Bab Ballads and Savoy Songs eBook

This eBook from the Gutenberg Project consists of approximately 69 pages of information about Bab Ballads and Savoy Songs.

THE YARN OF THE “NANCY BELL.”

  ’Twas on the shores that round our coast
    From Deal to Ramsgate span,
  That I found alone, on a piece of stone,
    An elderly naval man.

  His hair was weedy, his beard was long,
    And weedy and long was he,
  And I heard this wight on the shore recite,
    In a singular minor key: 

  “Oh, I am a cook and a captain bold,
    And the mate of the Nancy brig,
  And a bo’sun tight, and a midshipmite,
    And the crew of the captain’s gig.”

  And he shook his fists and he tore his hair. 
    Till I really felt afraid;
  For I couldn’t help thinking the man had been drinking,
    And so I simply said: 

  “Oh, elderly man it’s little I know
    Of the duties of men of the sea,
  And I’ll eat my hand if I understand
    How you can possibly be

  “At once a cook, and a captain bold,
    And the mate of the Nancy brig,
  And a bo’sun tight and a midshipmite,
    And the crew of the captain’s gig.”

  Then he gave a hitch to his trousers, which
    Is a trick all seamen larn,
  And having got rid of a thumping quid,
    He spun this painful yarn: 

  “’Twas in the good ship Nancy Bell
    That we sailed to the Indian sea,
  And there on a reef we come to grief,
    Which has often occurred to me.

  “And pretty nigh all o’ the crew was drowned
    (There was seventy-seven o’ soul),
  And only ten of the Nancy’s men
    Said ‘Here!’ to the muster roll.

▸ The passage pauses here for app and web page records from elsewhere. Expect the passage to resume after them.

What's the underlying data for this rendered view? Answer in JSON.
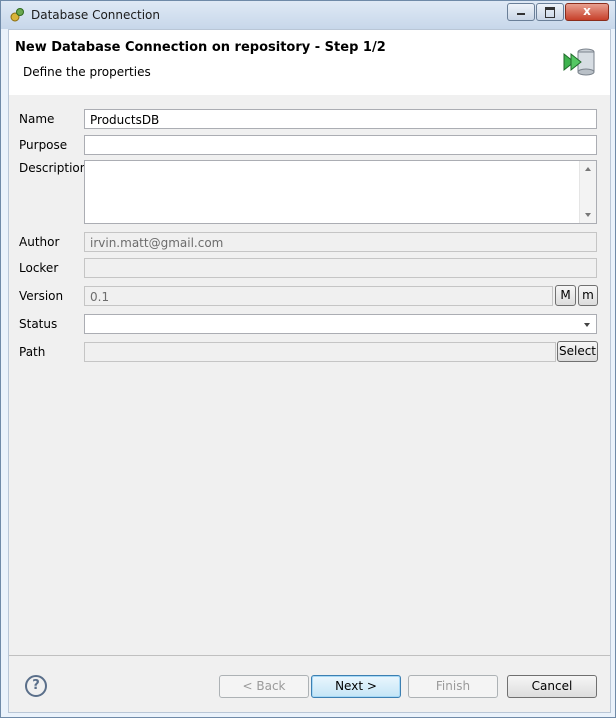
{
  "window": {
    "title": "Database Connection",
    "controls": {
      "minimize_icon": "minimize-icon",
      "maximize_icon": "maximize-icon",
      "close_label": "x"
    }
  },
  "header": {
    "title": "New Database Connection on repository - Step 1/2",
    "subtitle": "Define the properties",
    "icon": "database-wizard-icon"
  },
  "form": {
    "name": {
      "label": "Name",
      "value": "ProductsDB"
    },
    "purpose": {
      "label": "Purpose",
      "value": ""
    },
    "description": {
      "label": "Description",
      "value": ""
    },
    "author": {
      "label": "Author",
      "value": "irvin.matt@gmail.com"
    },
    "locker": {
      "label": "Locker",
      "value": ""
    },
    "version": {
      "label": "Version",
      "value": "0.1",
      "major_button": "M",
      "minor_button": "m"
    },
    "status": {
      "label": "Status",
      "value": ""
    },
    "path": {
      "label": "Path",
      "value": "",
      "select_button": "Select"
    }
  },
  "footer": {
    "help_icon": "help-icon",
    "back_label": "< Back",
    "next_label": "Next >",
    "finish_label": "Finish",
    "cancel_label": "Cancel"
  },
  "colors": {
    "accent": "#3c7fb1",
    "titlebar": "#c7d7ea",
    "dialog_bg": "#f0f0f0"
  }
}
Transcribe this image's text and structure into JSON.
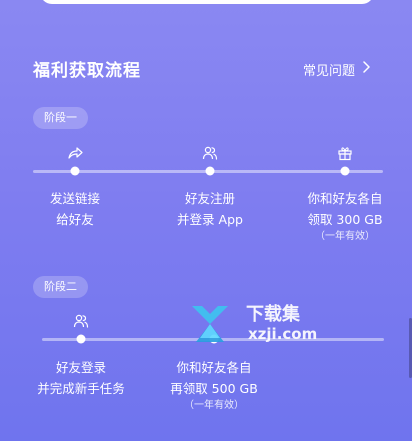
{
  "header": {
    "title": "福利获取流程",
    "faq_label": "常见问题"
  },
  "stages": [
    {
      "label": "阶段一",
      "steps": [
        {
          "icon": "share-icon",
          "line1": "发送链接",
          "line2": "给好友",
          "note": ""
        },
        {
          "icon": "friends-icon",
          "line1": "好友注册",
          "line2": "并登录 App",
          "note": ""
        },
        {
          "icon": "gift-icon",
          "line1": "你和好友各自",
          "line2": "领取 300 GB",
          "note": "（一年有效）"
        }
      ]
    },
    {
      "label": "阶段二",
      "steps": [
        {
          "icon": "friends-icon",
          "line1": "好友登录",
          "line2": "并完成新手任务",
          "note": ""
        },
        {
          "icon": "",
          "line1": "你和好友各自",
          "line2": "再领取 500 GB",
          "note": "（一年有效）"
        }
      ]
    }
  ],
  "watermark": {
    "brand": "下载集",
    "domain": "xzji.com"
  },
  "colors": {
    "background_top": "#8a88f2",
    "background_bottom": "#6f74ee",
    "text": "#ffffff"
  }
}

  “There was me and the cook and the captain bold,
    And the mate of the Nancy brig,
  And the bo’sun tight and a midshipmite,
    And the crew of the captain’s gig.

  “For a month we’d neither wittles nor drink,
    Till a-hungry we did feel,
  So, we drawed a lot, and, accordin’ shot
    The captain for our meal.

  “The next lot fell to the Nancy’s mate,
    And a delicate dish he made;
  Then our appetite with the midshipmite
    We seven survivors stayed.

  “And then we murdered the bo’sun tight,
    And he much resembled pig;
  Then we wittled free, did the cook and me,
    On the crew of the captain’s gig.

  “Then only the cook and me was left,
    And the delicate question, ’Which
  Of us two goes to the kettle?’ arose,
    And we argued it out as sich.

  “For I loved that cook as a brother, I did,
    And the cook he worshipped me;
  But we’d both be blowed if we’d either be stowed
    In the other chap’s hold, you see.

  “‘I’ll be eat if you dines off me,’ says Tom,
    ‘Yes, that,’ says I, ’you’ll be,’—­
  ‘I’m boiled if I die, my friend,’ quoth I,
    And ‘Exactly so,’ quoth he.

  “Says he, ’Dear James, to murder me
    Were a foolish thing to do,
  For don’t you see that you can’t cook me,
    While I can—­and will—­cook you!’

Copyrights
Project Gutenberg
Bab Ballads and Savoy Songs from Project Gutenberg. Public domain.
Follow Us on Facebook